While kindergarten was a great introduction to socializing and learning to communicate, it was also an education on dealing with bullies. To state it boldly, it’s when I first learned to fight.
I remember it clearly, and with detail. During that morning, there was what was, without any doubt, most kids’ favorite event of the week, ‘Show and Tell.’ At the same time, I may not have been the most popular kid in the class. Bringing my G.I. Joe with Kung Fu grip and authentic (Fuzzy) hair was both a hit and the envy of some male classmates.
As the half-day came to an end, I found myself waiting in the nose bleed seats of the school auditorium. Suddenly, the Cruz brothers, Carlos and Eddi, intended to take my G.I. Joe and give my ass a proper beating. Their plan to attack from both sides was a good strategy. However, they surely underestimated my intent to hold on to my prized possession. Despite their two-prong attacks of kicking and punching, I stood my ground and did enough damage to hold on to said action figure.
When I got home, my Father noticed the scratches and red eyes and asked what had happened. I remember telling my Dad about the incident and commenting they used karate on me. (At the time, I considered any form of kicking to be karate or kung fu.) He told me to never back down to bullies and began to teach me how to fight.
A day later, I found myself in the garage with my Dad learning the ropes to not only fight back but win and even disable my opponent.
A year later, I was in the first grade, despite how handsome and charming I might have been. There were even more cruel kids looking to target and bully me. And just as I was learning how to defend myself properly, my Father was slowly but surely gravitating towards loansharking and numbers to make a living.
By the early school year of the second grade, my parents headed for a messy divorce, and I was processing my anger and newfound anxiety. A lesson, for better or worse, was taught that would set me on a course.
My Father got down on his knees and asked me, “Do you want to win a fight?’ I nodded, “yes.” “Do you want to win a fight quickly and be sure he never comes back at you?” I agreed again. Nodding, “Yes.” That’s when he took my hand gently yet firmly and taught me a lesson I’d never forget.
The first thing he taught me was pressure points and how to throw a punch properly. “Hit somebody directly in the chest, and they can’t breathe. If someone can’t breathe, they can’t fight.” Punch someone in their throat, and they can’t breathe.” “They can’t breathe. They can’t fight.” “There are two ways to punch someone effectively in the nose.”
“While an uppercut can cause a nosebleed, but if you come down on the nose hard enough, you can break the bone. Either will take your opponent out of the game. That was gouging one’s eye out with my finger—a tactic best saved for mortal combat or some soldier of fortune adventure in Uganda. Now luckily, the last and most gruesome lessons I learned, that day would never be called on, let alone thought.

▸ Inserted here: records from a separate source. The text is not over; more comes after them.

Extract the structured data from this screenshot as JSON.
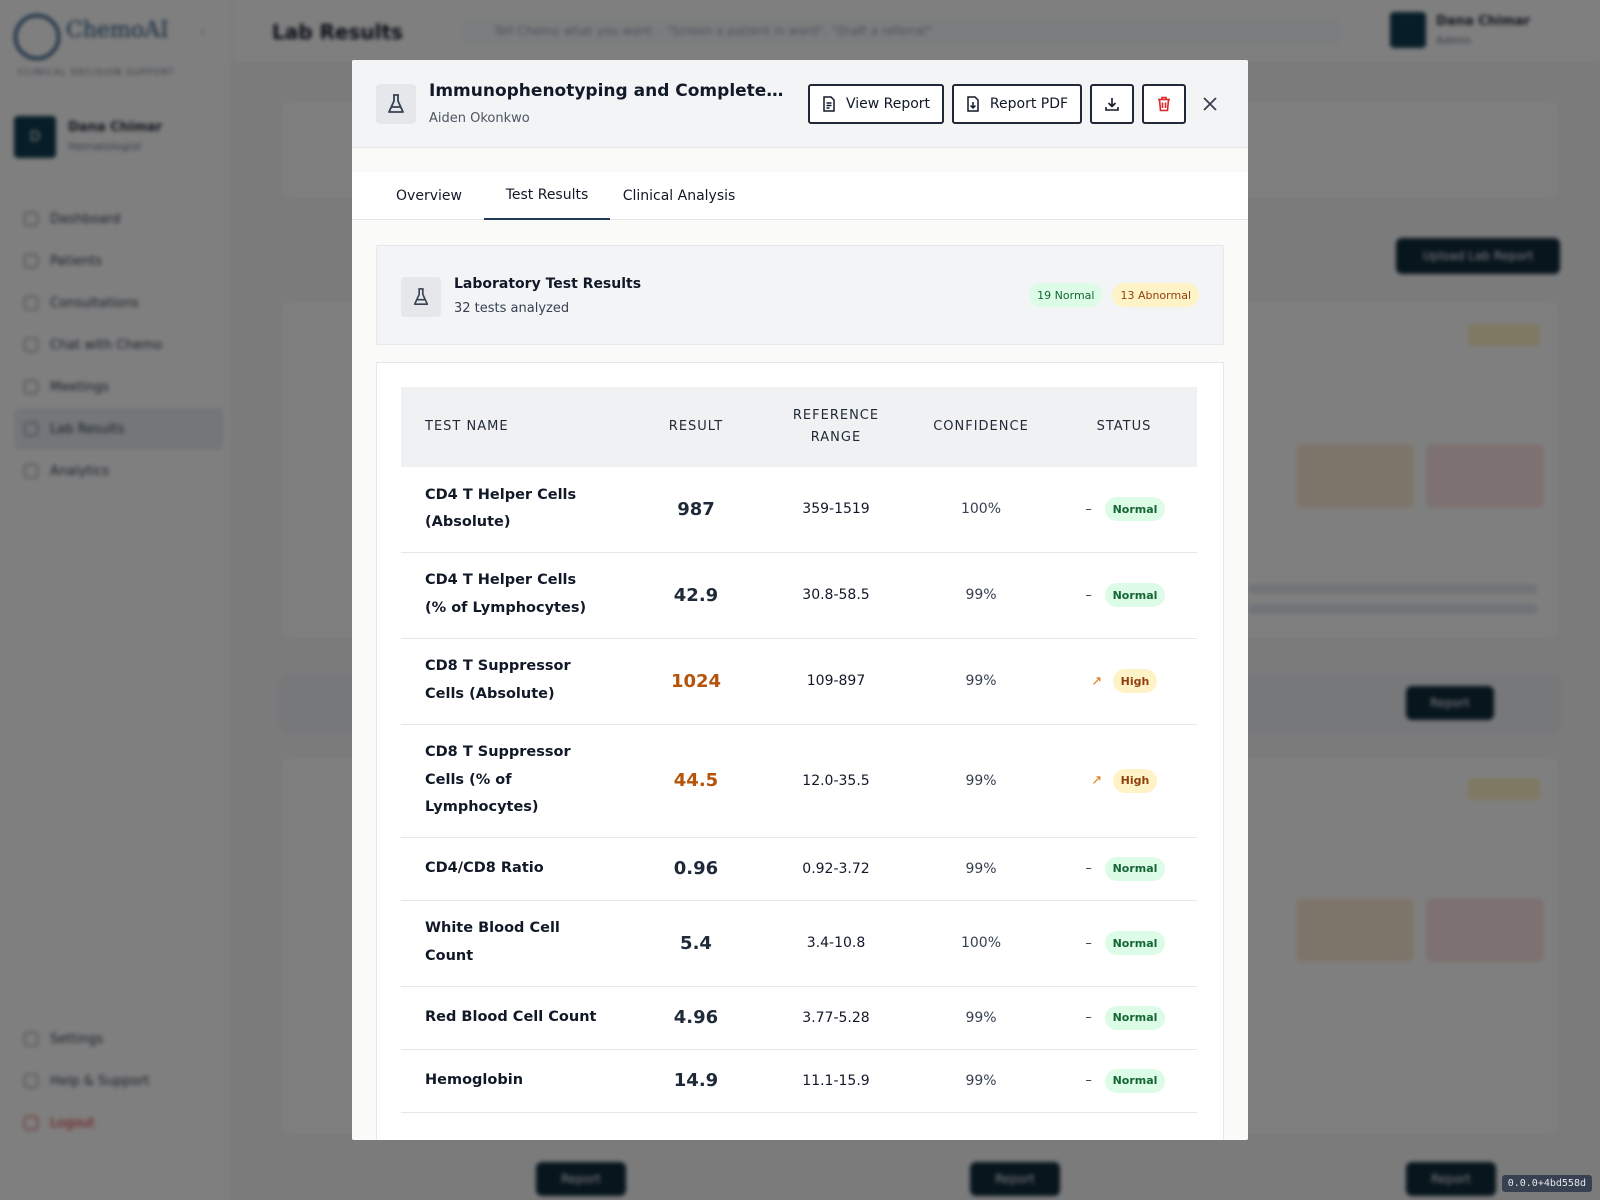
{
  "background": {
    "logo_text": "ChemoAI",
    "logo_sub": "CLINICAL DECISION SUPPORT",
    "user": {
      "initial": "D",
      "name": "Dana Chimar",
      "role": "Hematologist"
    },
    "nav": [
      {
        "label": "Dashboard"
      },
      {
        "label": "Patients"
      },
      {
        "label": "Consultations"
      },
      {
        "label": "Chat with Chemo"
      },
      {
        "label": "Meetings"
      },
      {
        "label": "Lab Results"
      },
      {
        "label": "Analytics"
      }
    ],
    "nav_bottom": [
      {
        "label": "Settings"
      },
      {
        "label": "Help & Support"
      },
      {
        "label": "Logout"
      }
    ],
    "page_title": "Lab Results",
    "command_placeholder": "Tell Chemo what you want – \"Screen a patient in ward\", \"Draft a referral\"",
    "top_user": {
      "name": "Dana Chimar",
      "role": "Admin"
    },
    "report_label": "Report",
    "upload_label": "Upload Lab Report",
    "version": "0.0.0+4bd558d"
  },
  "modal": {
    "title": "Immunophenotyping and Complete Blood Count",
    "patient": "Aiden Okonkwo",
    "buttons": {
      "view_report": "View Report",
      "report_pdf": "Report PDF"
    },
    "tabs": [
      {
        "label": "Overview"
      },
      {
        "label": "Test Results"
      },
      {
        "label": "Clinical Analysis"
      }
    ],
    "active_tab": "Test Results",
    "summary": {
      "title": "Laboratory Test Results",
      "subtitle": "32 tests analyzed",
      "normal_badge": "19 Normal",
      "abnormal_badge": "13 Abnormal"
    },
    "table": {
      "headers": {
        "name": "Test Name",
        "result": "Result",
        "reference_line1": "Reference",
        "reference_line2": "Range",
        "confidence": "Confidence",
        "status": "Status"
      },
      "rows": [
        {
          "name_l1": "CD4 T Helper Cells",
          "name_l2": "(Absolute)",
          "name_l3": "",
          "result": "987",
          "reference": "359-1519",
          "confidence": "100%",
          "status": "Normal",
          "trend": "–"
        },
        {
          "name_l1": "CD4 T Helper Cells",
          "name_l2": "(% of Lymphocytes)",
          "name_l3": "",
          "result": "42.9",
          "reference": "30.8-58.5",
          "confidence": "99%",
          "status": "Normal",
          "trend": "–"
        },
        {
          "name_l1": "CD8 T Suppressor",
          "name_l2": "Cells (Absolute)",
          "name_l3": "",
          "result": "1024",
          "reference": "109-897",
          "confidence": "99%",
          "status": "High",
          "trend": "↗"
        },
        {
          "name_l1": "CD8 T Suppressor",
          "name_l2": "Cells (% of",
          "name_l3": "Lymphocytes)",
          "result": "44.5",
          "reference": "12.0-35.5",
          "confidence": "99%",
          "status": "High",
          "trend": "↗"
        },
        {
          "name_l1": "CD4/CD8 Ratio",
          "name_l2": "",
          "name_l3": "",
          "result": "0.96",
          "reference": "0.92-3.72",
          "confidence": "99%",
          "status": "Normal",
          "trend": "–"
        },
        {
          "name_l1": "White Blood Cell",
          "name_l2": "Count",
          "name_l3": "",
          "result": "5.4",
          "reference": "3.4-10.8",
          "confidence": "100%",
          "status": "Normal",
          "trend": "–"
        },
        {
          "name_l1": "Red Blood Cell Count",
          "name_l2": "",
          "name_l3": "",
          "result": "4.96",
          "reference": "3.77-5.28",
          "confidence": "99%",
          "status": "Normal",
          "trend": "–"
        },
        {
          "name_l1": "Hemoglobin",
          "name_l2": "",
          "name_l3": "",
          "result": "14.9",
          "reference": "11.1-15.9",
          "confidence": "99%",
          "status": "Normal",
          "trend": "–"
        }
      ]
    }
  },
  "colors": {
    "normal_bg": "#dcfce7",
    "normal_text": "#166534",
    "high_bg": "#fef3c7",
    "high_text": "#92400e",
    "high_value": "#b45309",
    "accent": "#1f3b57"
  }
}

Now, bear with me. I’ve gone over the inappropriate nature of a father or any parental guardian teaching their six or seven-year-old son how to disable their opponent both physically and mentally. For me, and perhaps in my Father’s eyes, learning pressure points was like learning how to play chess. The streets and schoolyards were often battlegrounds, and bullies came in all shapes and sizes. One day I might be fighting for more than an action figure or my lunch money.
In the week, months, and years that followed, I stood my ground in countless altercations in the schoolyards and on the streets. The lessons my Father taught helped me navigate and win fights with people older and bigger than me. I quickly learned that school administrators and police officers rarely judged who started the fight—often seeing the more damaged or bloodied person as the victim. Looking back, I take great pride in the fact that I was never a bully. In contrast, I was quick to throw a punch. Yet, I never once started a fight. Often leaving one teary-eyed, asking why they made me hurt them. Except for one that sent my friend to the hospital, and the exception of my first school. I never fought a classmate.